### [Aim of the task]
Reproduce each record exactly.

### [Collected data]
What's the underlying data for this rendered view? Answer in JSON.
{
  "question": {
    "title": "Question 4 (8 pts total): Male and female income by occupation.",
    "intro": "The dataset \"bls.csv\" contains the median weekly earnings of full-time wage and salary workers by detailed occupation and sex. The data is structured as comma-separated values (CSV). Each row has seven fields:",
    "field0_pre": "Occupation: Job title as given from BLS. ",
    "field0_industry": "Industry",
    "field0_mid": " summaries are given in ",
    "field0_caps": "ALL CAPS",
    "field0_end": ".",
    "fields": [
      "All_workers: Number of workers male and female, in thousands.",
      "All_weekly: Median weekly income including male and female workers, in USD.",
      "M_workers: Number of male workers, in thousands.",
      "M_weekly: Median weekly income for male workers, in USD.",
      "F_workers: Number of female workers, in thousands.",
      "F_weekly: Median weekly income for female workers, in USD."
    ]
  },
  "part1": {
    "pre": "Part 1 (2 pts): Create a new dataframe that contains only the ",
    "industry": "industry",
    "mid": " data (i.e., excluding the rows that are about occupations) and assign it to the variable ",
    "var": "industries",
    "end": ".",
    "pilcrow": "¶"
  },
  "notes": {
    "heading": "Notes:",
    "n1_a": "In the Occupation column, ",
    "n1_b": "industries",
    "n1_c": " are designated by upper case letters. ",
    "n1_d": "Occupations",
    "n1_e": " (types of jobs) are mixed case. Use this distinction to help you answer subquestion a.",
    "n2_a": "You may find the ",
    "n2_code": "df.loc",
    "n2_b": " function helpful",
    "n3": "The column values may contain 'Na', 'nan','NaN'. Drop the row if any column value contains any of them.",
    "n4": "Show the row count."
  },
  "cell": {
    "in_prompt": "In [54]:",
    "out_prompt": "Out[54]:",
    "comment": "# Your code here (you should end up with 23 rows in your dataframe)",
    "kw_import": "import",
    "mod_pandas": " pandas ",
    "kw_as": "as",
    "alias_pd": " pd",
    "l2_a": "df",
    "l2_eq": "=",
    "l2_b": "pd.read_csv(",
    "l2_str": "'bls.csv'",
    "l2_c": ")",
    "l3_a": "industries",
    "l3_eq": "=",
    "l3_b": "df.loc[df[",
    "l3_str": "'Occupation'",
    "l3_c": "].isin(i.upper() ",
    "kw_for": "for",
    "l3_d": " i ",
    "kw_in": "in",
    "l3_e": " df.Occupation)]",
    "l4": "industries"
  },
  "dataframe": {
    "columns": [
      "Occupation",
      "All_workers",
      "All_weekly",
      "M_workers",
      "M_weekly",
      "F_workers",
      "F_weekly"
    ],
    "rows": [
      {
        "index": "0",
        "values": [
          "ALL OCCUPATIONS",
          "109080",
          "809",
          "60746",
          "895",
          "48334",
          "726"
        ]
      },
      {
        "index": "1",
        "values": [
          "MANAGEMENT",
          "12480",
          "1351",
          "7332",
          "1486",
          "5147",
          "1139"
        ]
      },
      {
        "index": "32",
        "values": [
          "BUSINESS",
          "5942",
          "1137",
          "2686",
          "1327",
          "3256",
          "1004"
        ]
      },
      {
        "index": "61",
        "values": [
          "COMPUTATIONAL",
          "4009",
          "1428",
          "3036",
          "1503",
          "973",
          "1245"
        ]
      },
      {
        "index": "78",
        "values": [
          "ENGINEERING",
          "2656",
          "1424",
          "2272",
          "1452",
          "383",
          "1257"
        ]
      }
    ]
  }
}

### [Result]
What's the underlying data for this rendered view? Answer in JSON.
{
  "question": {
    "title": "Question 4 (8 pts total): Male and female income by occupation.",
    "intro": "The dataset \"bls.csv\" contains the median weekly earnings of full-time wage and salary workers by detailed occupation and sex. The data is structured as comma-separated values (CSV). Each row has seven fields:",
    "field0_pre": "Occupation: Job title as given from BLS. ",
    "field0_industry": "Industry",
    "field0_mid": " summaries are given in ",
    "field0_caps": "ALL CAPS",
    "field0_end": ".",
    "fields": [
      "All_workers: Number of workers male and female, in thousands.",
      "All_weekly: Median weekly income including male and female workers, in USD.",
      "M_workers: Number of male workers, in thousands.",
      "M_weekly: Median weekly income for male workers, in USD.",
      "F_workers: Number of female workers, in thousands.",
      "F_weekly: Median weekly income for female workers, in USD."
    ]
  },
  "part1": {
    "pre": "Part 1 (2 pts): Create a new dataframe that contains only the ",
    "industry": "industry",
    "mid": " data (i.e., excluding the rows that are about occupations) and assign it to the variable ",
    "var": "industries",
    "end": ".",
    "pilcrow": "¶"
  },
  "notes": {
    "heading": "Notes:",
    "n1_a": "In the Occupation column, ",
    "n1_b": "industries",
    "n1_c": " are designated by upper case letters. ",
    "n1_d": "Occupations",
    "n1_e": " (types of jobs) are mixed case. Use this distinction to help you answer subquestion a.",
    "n2_a": "You may find the ",
    "n2_code": "df.loc",
    "n2_b": " function helpful",
    "n3": "The column values may contain 'Na', 'nan','NaN'. Drop the row if any column value contains any of them.",
    "n4": "Show the row count."
  },
  "cell": {
    "in_prompt": "In [54]:",
    "out_prompt": "Out[54]:",
    "comment": "# Your code here (you should end up with 23 rows in your dataframe)",
    "kw_import": "import",
    "mod_pandas": " pandas ",
    "kw_as": "as",
    "alias_pd": " pd",
    "l2_a": "df",
    "l2_eq": "=",
    "l2_b": "pd.read_csv(",
    "l2_str": "'bls.csv'",
    "l2_c": ")",
    "l3_a": "industries",
    "l3_eq": "=",
    "l3_b": "df.loc[df[",
    "l3_str": "'Occupation'",
    "l3_c": "].isin(i.upper() ",
    "kw_for": "for",
    "l3_d": " i ",
    "kw_in": "in",
    "l3_e": " df.Occupation)]",
    "l4": "industries"
  },
  "dataframe": {
    "columns": [
      "Occupation",
      "All_workers",
      "All_weekly",
      "M_workers",
      "M_weekly",
      "F_workers",
      "F_weekly"
    ],
    "rows": [
      {
        "index": "0",
        "values": [
          "ALL OCCUPATIONS",
          "109080",
          "809",
          "60746",
          "895",
          "48334",
          "726"
        ]
      },
      {
        "index": "1",
        "values": [
          "MANAGEMENT",
          "12480",
          "1351",
          "7332",
          "1486",
          "5147",
          "1139"
        ]
      },
      {
        "index": "32",
        "values": [
          "BUSINESS",
          "5942",
          "1137",
          "2686",
          "1327",
          "3256",
          "1004"
        ]
      },
      {
        "index": "61",
        "values": [
          "COMPUTATIONAL",
          "4009",
          "1428",
          "3036",
          "1503",
          "973",
          "1245"
        ]
      },
      {
        "index": "78",
        "values": [
          "ENGINEERING",
          "2656",
          "1424",
          "2272",
          "1452",
          "383",
          "1257"
        ]
      }
    ]
  }
}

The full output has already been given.